Insurance experts are stepping up efforts to remind young American motorists of their insurance policies, especially with the next school year about to start. Statistically speaking, inexperienced and young drivers are more likely to figure in accidents. Because of this, insurers often charge college students and motorists under the age of 25 higher insurance premiums.
Despite this fact, auto insurance analysts say that college freshmen can actually find cheaper insurance using several methods. By simply sticking to these suggestions, they point out, younger drivers can slash hundreds of dollars off their insurance premiums.
Parents also have to do their part by teaching their college-bound children the importance of driving safely and maintaining clean driving records. Most drivers whose driving records are tainted at an early age would often suffer from expensive premiums for several years. Traffic citations and moving violations remain on a motorist’s record for several years. Because insurance providers place special importance on their policyholders’ driving records, any grave violations can automatically mean costly insurance.
To further drive the point home, parents can also require their college students to pay for a portion of the insurance costs. This can give them an idea of how it is to shell out hard earned money for insurance. Experts say that the best way for young drivers to understand the value of responsible driving, parents need to guide them while they are still learning how to drive. Parents should also be present in the car during the first few months to give their children useful advice on how to be responsible drivers.
College students should also avoid flashy and expensive cars because they generally cost more to insure.
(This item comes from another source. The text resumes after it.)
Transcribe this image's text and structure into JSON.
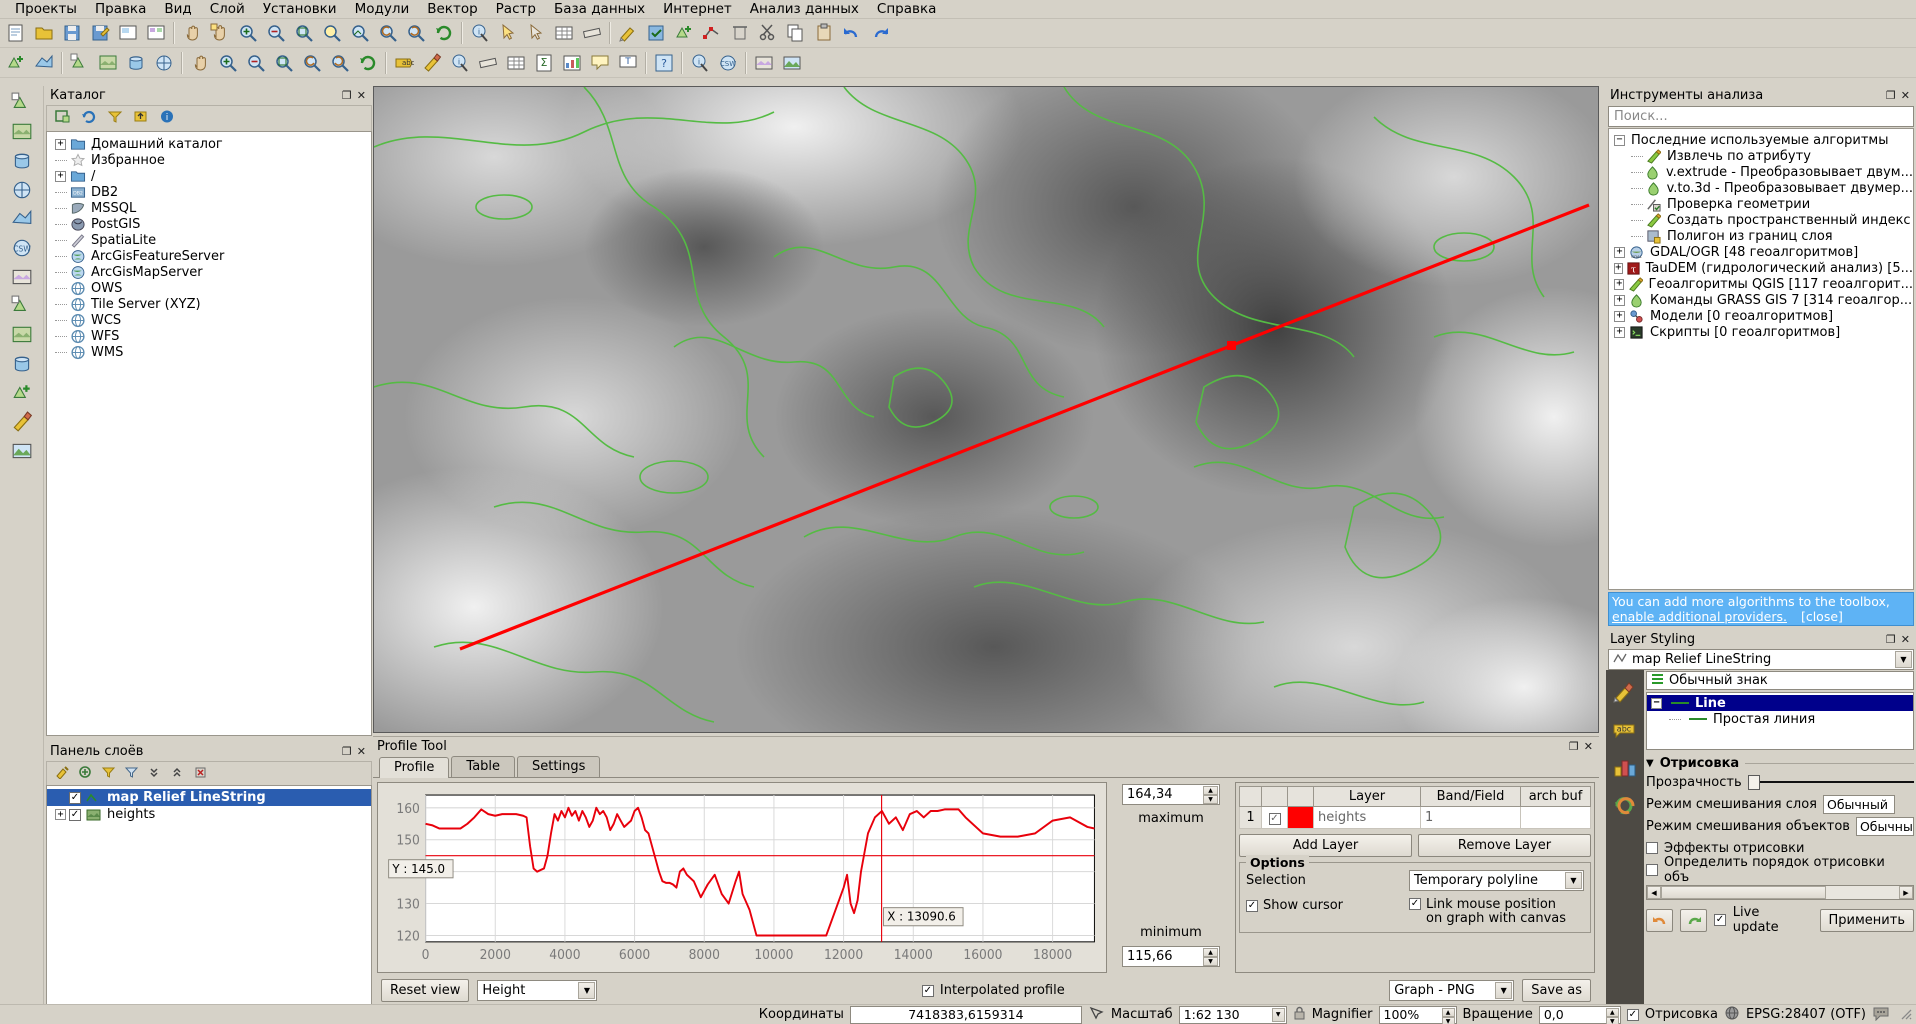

A luxury vehicle can be more costly to insure because they can require special repair services and their replacement parts can be prohibitive. This means that any damage to the car can mean thousands of dollars in expenses of the insurers. To make up for this, insurance companies would pass on the costs to their policyholders in the form of higher insurance rates.
Also, college freshmen can hone their driving skills by enrolling in defensive driving programs. Most insurers have accredited driving schools where policyholders can enroll in. Insurers consider young motorists who take part in these classes as responsible drivers, resulting in lower premiums. Students who perform well in college can also qualify for cheaper insurance using “good student” discounts. Basically, insurers consider academic achievers as responsible drivers.